WORK TASK:
Work through the material beneath and count the lines that include "kroppen"; the answer is that number alone.

- - - -

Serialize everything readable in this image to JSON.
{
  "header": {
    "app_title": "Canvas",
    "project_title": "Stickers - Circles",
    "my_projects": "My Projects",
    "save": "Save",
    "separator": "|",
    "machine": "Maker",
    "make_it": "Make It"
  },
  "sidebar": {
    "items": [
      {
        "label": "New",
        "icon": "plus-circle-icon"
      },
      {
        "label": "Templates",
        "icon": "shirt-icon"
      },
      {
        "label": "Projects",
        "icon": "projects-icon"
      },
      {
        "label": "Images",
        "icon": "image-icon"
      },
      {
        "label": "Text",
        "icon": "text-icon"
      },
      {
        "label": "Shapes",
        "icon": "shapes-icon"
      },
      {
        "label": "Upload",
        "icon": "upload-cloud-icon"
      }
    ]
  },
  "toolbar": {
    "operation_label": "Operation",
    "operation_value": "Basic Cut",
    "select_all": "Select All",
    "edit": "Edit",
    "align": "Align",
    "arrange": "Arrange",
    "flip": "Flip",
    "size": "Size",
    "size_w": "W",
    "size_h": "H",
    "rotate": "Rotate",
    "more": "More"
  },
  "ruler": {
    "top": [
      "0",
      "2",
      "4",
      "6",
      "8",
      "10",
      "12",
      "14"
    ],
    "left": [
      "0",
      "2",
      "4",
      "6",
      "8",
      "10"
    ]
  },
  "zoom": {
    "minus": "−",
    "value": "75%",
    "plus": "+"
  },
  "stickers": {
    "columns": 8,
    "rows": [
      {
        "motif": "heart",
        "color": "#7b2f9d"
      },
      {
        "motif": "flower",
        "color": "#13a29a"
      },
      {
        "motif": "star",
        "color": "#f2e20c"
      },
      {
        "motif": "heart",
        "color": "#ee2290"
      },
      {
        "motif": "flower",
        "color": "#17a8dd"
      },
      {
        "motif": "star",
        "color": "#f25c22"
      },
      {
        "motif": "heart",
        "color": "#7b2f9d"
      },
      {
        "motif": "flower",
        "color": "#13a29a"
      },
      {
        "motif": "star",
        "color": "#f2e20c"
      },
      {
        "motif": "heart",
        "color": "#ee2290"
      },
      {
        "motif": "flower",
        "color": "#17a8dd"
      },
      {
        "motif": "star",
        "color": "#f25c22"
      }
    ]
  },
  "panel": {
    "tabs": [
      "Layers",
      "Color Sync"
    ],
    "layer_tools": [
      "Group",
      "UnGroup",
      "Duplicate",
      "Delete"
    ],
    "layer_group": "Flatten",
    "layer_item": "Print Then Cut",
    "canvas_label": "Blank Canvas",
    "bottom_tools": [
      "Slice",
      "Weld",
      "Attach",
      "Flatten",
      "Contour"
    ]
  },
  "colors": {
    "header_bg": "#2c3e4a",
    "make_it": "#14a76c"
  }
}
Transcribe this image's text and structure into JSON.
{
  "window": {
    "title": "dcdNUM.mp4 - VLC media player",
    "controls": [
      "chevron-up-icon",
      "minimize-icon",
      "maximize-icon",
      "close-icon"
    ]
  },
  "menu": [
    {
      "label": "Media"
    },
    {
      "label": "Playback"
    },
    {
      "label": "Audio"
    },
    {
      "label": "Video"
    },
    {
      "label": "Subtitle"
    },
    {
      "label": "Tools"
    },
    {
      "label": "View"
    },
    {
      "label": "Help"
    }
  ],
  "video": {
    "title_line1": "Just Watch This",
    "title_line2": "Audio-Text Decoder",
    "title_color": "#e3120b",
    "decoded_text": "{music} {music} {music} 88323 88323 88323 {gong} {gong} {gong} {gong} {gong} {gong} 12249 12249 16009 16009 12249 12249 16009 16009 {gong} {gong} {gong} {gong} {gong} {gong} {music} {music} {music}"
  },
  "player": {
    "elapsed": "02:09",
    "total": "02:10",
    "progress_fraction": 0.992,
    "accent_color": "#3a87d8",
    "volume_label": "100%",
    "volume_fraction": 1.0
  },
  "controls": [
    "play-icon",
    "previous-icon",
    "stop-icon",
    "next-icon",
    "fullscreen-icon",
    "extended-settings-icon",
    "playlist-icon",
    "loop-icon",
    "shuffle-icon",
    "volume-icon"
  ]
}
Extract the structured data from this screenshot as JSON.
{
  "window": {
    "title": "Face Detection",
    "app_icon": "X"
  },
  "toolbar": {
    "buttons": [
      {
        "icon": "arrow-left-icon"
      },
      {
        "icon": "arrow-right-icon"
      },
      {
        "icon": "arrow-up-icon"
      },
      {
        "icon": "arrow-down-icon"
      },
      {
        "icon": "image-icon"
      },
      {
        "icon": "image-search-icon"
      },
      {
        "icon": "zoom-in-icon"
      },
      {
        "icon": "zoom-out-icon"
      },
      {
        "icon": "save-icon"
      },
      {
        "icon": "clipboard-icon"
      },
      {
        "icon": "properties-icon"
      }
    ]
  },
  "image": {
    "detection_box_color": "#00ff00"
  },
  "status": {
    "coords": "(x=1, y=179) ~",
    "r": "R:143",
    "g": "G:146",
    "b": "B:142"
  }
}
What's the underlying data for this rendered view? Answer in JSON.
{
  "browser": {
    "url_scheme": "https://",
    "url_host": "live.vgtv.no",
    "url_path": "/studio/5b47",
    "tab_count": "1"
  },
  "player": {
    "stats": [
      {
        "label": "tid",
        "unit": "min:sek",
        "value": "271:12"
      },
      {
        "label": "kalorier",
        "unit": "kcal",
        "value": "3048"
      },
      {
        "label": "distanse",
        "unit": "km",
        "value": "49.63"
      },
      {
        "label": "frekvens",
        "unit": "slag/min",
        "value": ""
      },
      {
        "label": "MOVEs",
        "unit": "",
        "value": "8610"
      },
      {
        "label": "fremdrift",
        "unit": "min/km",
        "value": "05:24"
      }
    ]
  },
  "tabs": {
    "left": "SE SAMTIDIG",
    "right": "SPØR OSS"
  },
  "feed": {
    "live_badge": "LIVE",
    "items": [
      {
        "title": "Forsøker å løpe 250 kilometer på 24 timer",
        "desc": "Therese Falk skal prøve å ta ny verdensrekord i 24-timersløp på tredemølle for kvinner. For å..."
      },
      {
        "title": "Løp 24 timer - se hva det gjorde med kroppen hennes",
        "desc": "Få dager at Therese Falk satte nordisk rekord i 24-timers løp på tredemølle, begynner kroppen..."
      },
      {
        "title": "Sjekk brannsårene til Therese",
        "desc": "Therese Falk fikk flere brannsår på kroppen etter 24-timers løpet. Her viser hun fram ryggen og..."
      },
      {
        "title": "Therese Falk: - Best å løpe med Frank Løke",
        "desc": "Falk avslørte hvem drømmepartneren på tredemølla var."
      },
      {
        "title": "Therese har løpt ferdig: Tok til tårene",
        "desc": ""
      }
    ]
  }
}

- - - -

ANSWER:
3